Despiritualizing the Universe

The European materialist tradition of despiritualizing the universe is very similar to the mental process which goes into dehumanizing another person. And who seems most expert at dehumanizing other people? And why? Soldiers who have seen a lot of combat learn to do this to the enemy before going back into combat. Murderers do it before going out to commit murder. Nazi SS guards did it to concentration camp inmates. Cops do it. Corporation leaders do it to the workers they send into uranium mines and steel mills. Politicians do it to everyone in sight. And what the process has in common for each group doing the dehumanizing is that it makes it all right to kill and otherwise destroy other people. One of the Christian commandments says, "Thou shalt not kill," at least not humans, so the trick is to mentally convert the victims into nonhumans. Then you can proclaim violation of your own commandment as a virtue. 

In terms of the despiritualization of the universe, the mental process works so that it becomes virtuous to destroy the planet. Terms like progress and development are used as cover words here, the way victory and freedom are used to justify butchery in the dehumanization process. For example, a real-estate speculator may refer to "developing" a parcel of ground by opening a gravel quarry; development here means total, permanent destruction, with the earth itself removed. But European logic has gained a few tons of gravel with which more land can be "developed" through the construction of road beds. Ultimately, the whole universe is open--in the European view--to this sort of insanity. 

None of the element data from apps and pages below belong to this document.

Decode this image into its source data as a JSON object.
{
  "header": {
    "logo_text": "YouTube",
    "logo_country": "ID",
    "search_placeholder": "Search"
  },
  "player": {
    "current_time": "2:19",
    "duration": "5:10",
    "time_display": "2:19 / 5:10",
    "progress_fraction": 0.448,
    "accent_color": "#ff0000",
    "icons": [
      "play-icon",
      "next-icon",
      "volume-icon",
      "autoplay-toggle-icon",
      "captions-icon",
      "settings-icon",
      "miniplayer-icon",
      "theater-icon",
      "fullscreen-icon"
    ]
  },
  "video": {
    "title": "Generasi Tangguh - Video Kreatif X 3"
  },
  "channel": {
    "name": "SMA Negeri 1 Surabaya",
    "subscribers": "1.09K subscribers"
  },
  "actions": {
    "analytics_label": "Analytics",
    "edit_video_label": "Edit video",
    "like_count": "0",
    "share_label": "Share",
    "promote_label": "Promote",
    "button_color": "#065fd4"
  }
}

Most important here, perhaps, is the fact that Europeans feel no sense of loss in all this. After all, their philosophers have despiritualized reality, so there is no satisfaction (for them) to be gained in simply observing the wonder of a mountain or a lake or a people in being. No, satisfaction is measured in terms of gaining material. So the mountain becomes gravel, and the lake becomes coolant for a factory, and the people are rounded up for processing through the indoctrination mills Europeans like to call schools. 


At this point, perhaps I should be very clear about another matter, one which should already be clear as a result of what I've said. But confusion breeds easily these days, so I want to hammer home this point. When I use the term European, I'm not referring to a skin color or a particular genetic structure. What I'm referring to is a mind-set, a worldview that is a product of the development of European culture. People are not genetically encoded to hold this outlook; they are acculturated to hold it. The same is true for American Indians or for the members of any culture. 

It is possible for an American Indian to share European values, a European worldview. We have a term for these people; we call them "apples"--red on the outside (genetics) and white on the inside (their values). Other groups have similar terms: Blacks have their "oreos"; Hispanos have "Coconuts" and so on. And, as I said before, there are exceptions to the white norm: people who are white on the outside, but not white inside. I'm not sure what term should be applied to them other than "human beings." 

What I'm putting out here is not a racial proposition but a cultural proposition.

- Russell Means